This week I have spent time in Windsor running a workshop for a sales team. Together we discovered a technique used by some of the greatest speakers in history to sell ideas, products and services to individuals, groups and even whole nations!

In just under two hours the team discovered this technique and successfully used it to sell items including a sauce pan, a kettle and some very dodgy French Connection trainers to their MD, Terry.

What is this all powerful technique?

It’s pretty simple (the best things in life are!). It’s called the villain and hero technique, and all the presenter has to do is tell two very short stories that ignite fear in the heart of their audience, before delivering the perfect antidote to that terror.

The villain story

First up, the presenter tells a tale of a person that the audience can relate to. The story details the pain and problems that the character experiences as they try to use an inferior or alternative product or service. The presenters use of language, tone and gestures will make this story as dark, depressing and difficult as possible.

For example, if we were selling mobile phones in the 90’s, we would use the villain story to tell a tale of a person who breaks down in their car and doesn’t have a mobile phone. We would detail the full drama of trying to get home.

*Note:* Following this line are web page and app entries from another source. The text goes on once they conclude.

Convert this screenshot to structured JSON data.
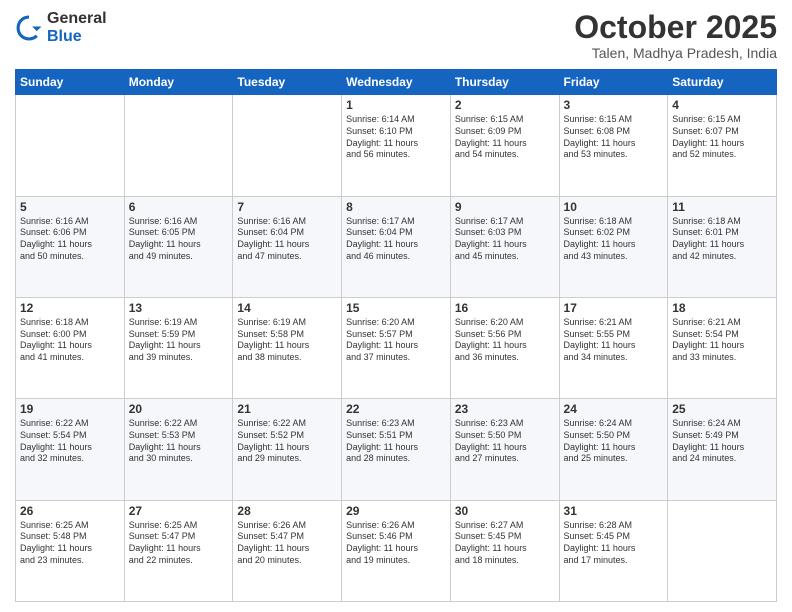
{
  "logo": {
    "general": "General",
    "blue": "Blue"
  },
  "header": {
    "month": "October 2025",
    "location": "Talen, Madhya Pradesh, India"
  },
  "weekdays": [
    "Sunday",
    "Monday",
    "Tuesday",
    "Wednesday",
    "Thursday",
    "Friday",
    "Saturday"
  ],
  "weeks": [
    [
      {
        "day": "",
        "info": ""
      },
      {
        "day": "",
        "info": ""
      },
      {
        "day": "",
        "info": ""
      },
      {
        "day": "1",
        "info": "Sunrise: 6:14 AM\nSunset: 6:10 PM\nDaylight: 11 hours\nand 56 minutes."
      },
      {
        "day": "2",
        "info": "Sunrise: 6:15 AM\nSunset: 6:09 PM\nDaylight: 11 hours\nand 54 minutes."
      },
      {
        "day": "3",
        "info": "Sunrise: 6:15 AM\nSunset: 6:08 PM\nDaylight: 11 hours\nand 53 minutes."
      },
      {
        "day": "4",
        "info": "Sunrise: 6:15 AM\nSunset: 6:07 PM\nDaylight: 11 hours\nand 52 minutes."
      }
    ],
    [
      {
        "day": "5",
        "info": "Sunrise: 6:16 AM\nSunset: 6:06 PM\nDaylight: 11 hours\nand 50 minutes."
      },
      {
        "day": "6",
        "info": "Sunrise: 6:16 AM\nSunset: 6:05 PM\nDaylight: 11 hours\nand 49 minutes."
      },
      {
        "day": "7",
        "info": "Sunrise: 6:16 AM\nSunset: 6:04 PM\nDaylight: 11 hours\nand 47 minutes."
      },
      {
        "day": "8",
        "info": "Sunrise: 6:17 AM\nSunset: 6:04 PM\nDaylight: 11 hours\nand 46 minutes."
      },
      {
        "day": "9",
        "info": "Sunrise: 6:17 AM\nSunset: 6:03 PM\nDaylight: 11 hours\nand 45 minutes."
      },
      {
        "day": "10",
        "info": "Sunrise: 6:18 AM\nSunset: 6:02 PM\nDaylight: 11 hours\nand 43 minutes."
      },
      {
        "day": "11",
        "info": "Sunrise: 6:18 AM\nSunset: 6:01 PM\nDaylight: 11 hours\nand 42 minutes."
      }
    ],
    [
      {
        "day": "12",
        "info": "Sunrise: 6:18 AM\nSunset: 6:00 PM\nDaylight: 11 hours\nand 41 minutes."
      },
      {
        "day": "13",
        "info": "Sunrise: 6:19 AM\nSunset: 5:59 PM\nDaylight: 11 hours\nand 39 minutes."
      },
      {
        "day": "14",
        "info": "Sunrise: 6:19 AM\nSunset: 5:58 PM\nDaylight: 11 hours\nand 38 minutes."
      },
      {
        "day": "15",
        "info": "Sunrise: 6:20 AM\nSunset: 5:57 PM\nDaylight: 11 hours\nand 37 minutes."
      },
      {
        "day": "16",
        "info": "Sunrise: 6:20 AM\nSunset: 5:56 PM\nDaylight: 11 hours\nand 36 minutes."
      },
      {
        "day": "17",
        "info": "Sunrise: 6:21 AM\nSunset: 5:55 PM\nDaylight: 11 hours\nand 34 minutes."
      },
      {
        "day": "18",
        "info": "Sunrise: 6:21 AM\nSunset: 5:54 PM\nDaylight: 11 hours\nand 33 minutes."
      }
    ],
    [
      {
        "day": "19",
        "info": "Sunrise: 6:22 AM\nSunset: 5:54 PM\nDaylight: 11 hours\nand 32 minutes."
      },
      {
        "day": "20",
        "info": "Sunrise: 6:22 AM\nSunset: 5:53 PM\nDaylight: 11 hours\nand 30 minutes."
      },
      {
        "day": "21",
        "info": "Sunrise: 6:22 AM\nSunset: 5:52 PM\nDaylight: 11 hours\nand 29 minutes."
      },
      {
        "day": "22",
        "info": "Sunrise: 6:23 AM\nSunset: 5:51 PM\nDaylight: 11 hours\nand 28 minutes."
      },
      {
        "day": "23",
        "info": "Sunrise: 6:23 AM\nSunset: 5:50 PM\nDaylight: 11 hours\nand 27 minutes."
      },
      {
        "day": "24",
        "info": "Sunrise: 6:24 AM\nSunset: 5:50 PM\nDaylight: 11 hours\nand 25 minutes."
      },
      {
        "day": "25",
        "info": "Sunrise: 6:24 AM\nSunset: 5:49 PM\nDaylight: 11 hours\nand 24 minutes."
      }
    ],
    [
      {
        "day": "26",
        "info": "Sunrise: 6:25 AM\nSunset: 5:48 PM\nDaylight: 11 hours\nand 23 minutes."
      },
      {
        "day": "27",
        "info": "Sunrise: 6:25 AM\nSunset: 5:47 PM\nDaylight: 11 hours\nand 22 minutes."
      },
      {
        "day": "28",
        "info": "Sunrise: 6:26 AM\nSunset: 5:47 PM\nDaylight: 11 hours\nand 20 minutes."
      },
      {
        "day": "29",
        "info": "Sunrise: 6:26 AM\nSunset: 5:46 PM\nDaylight: 11 hours\nand 19 minutes."
      },
      {
        "day": "30",
        "info": "Sunrise: 6:27 AM\nSunset: 5:45 PM\nDaylight: 11 hours\nand 18 minutes."
      },
      {
        "day": "31",
        "info": "Sunrise: 6:28 AM\nSunset: 5:45 PM\nDaylight: 11 hours\nand 17 minutes."
      },
      {
        "day": "",
        "info": ""
      }
    ]
  ]
}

The hero story

Once our audience are thoroughly depressed and have realised that not having a mobile phone is a serious problem in their lives, it’s time to present the hero story, the knight in shining armour – our product!

Now, we tell a wonderful tale of the mobile phone owner whose car breaks down. We energetically bring to life the ease and simplicity with which they can call for help and how quickly they get home to their warm and welcoming bed.

Our audience wants to be that person. They want the fear they are feeling to disappear. They want to buy our mobile phone. Now!

Who else has used this technique?

This technique was a favourite of Steve Jobs. He used it to create a need in consumers across the world for many Apple products. Click here to watch a great example of him in action using this technique during the iTunes keynote, in which he paints illegally downloading music as the villain, and the new iTunes store as the hero!

Why does the villain and hero technique work so well?

Stories are a great way for relaying information in a way that we can relate to, as they are often based on shared experiences between the audience and the speaker.

The contrast between the villain and hero stories amplifies the negatives of the problem and maximises the benefits of our hero solution.

But beyond this, the villain story creates an emotion within our audience: fear. As humans, when we feel fear we move quickly to the nearest and easiest resolution to that negative emotion. As the speaker, we have the power to instantly present our product as the solution in our hero story, and as a result they are more open and susceptible to buying it. Job done!

Tips for using the villain and hero technique

If you are struggling for inspiration for your hero and villain stories, try thinking about:

Villain story:

  • The steps you have to go through to use the product.
  • What else could you be doing with the time / money / effort you are spending using the product?
  • The negative outcomes of using the product. What effect does using the product have on your health, wealth and emotional wellbeing?

Hero story:

  • The steps you have to go through to use the product.
  • How much time / money / effort it saves you.
  • The positive outcomes of using the product. What effect does using the product have on your health, wealth and emotional wellbeing?

Our use of language can help to make our stories more believable, more engaging and more relevant to our audience. If we are going to persuade them, they need to be able to see, hear and feel the positive emotion.

Think about the language you are going to use within your story:

  1. Think about the words you are going to use to describe the finer details of the process and bring it to life in a positive/negative way – how does it feel, look and sound?
  2. Think about the adjectives (the describing words, such as warm, simple and luxurious) that you are going to use in your story. How can they be used to make the situation as positive / negative as possible for your audience?
  3. Think about the emotions that you will be feeling. How do you physically feel? What feelings can you compare this to for your audience?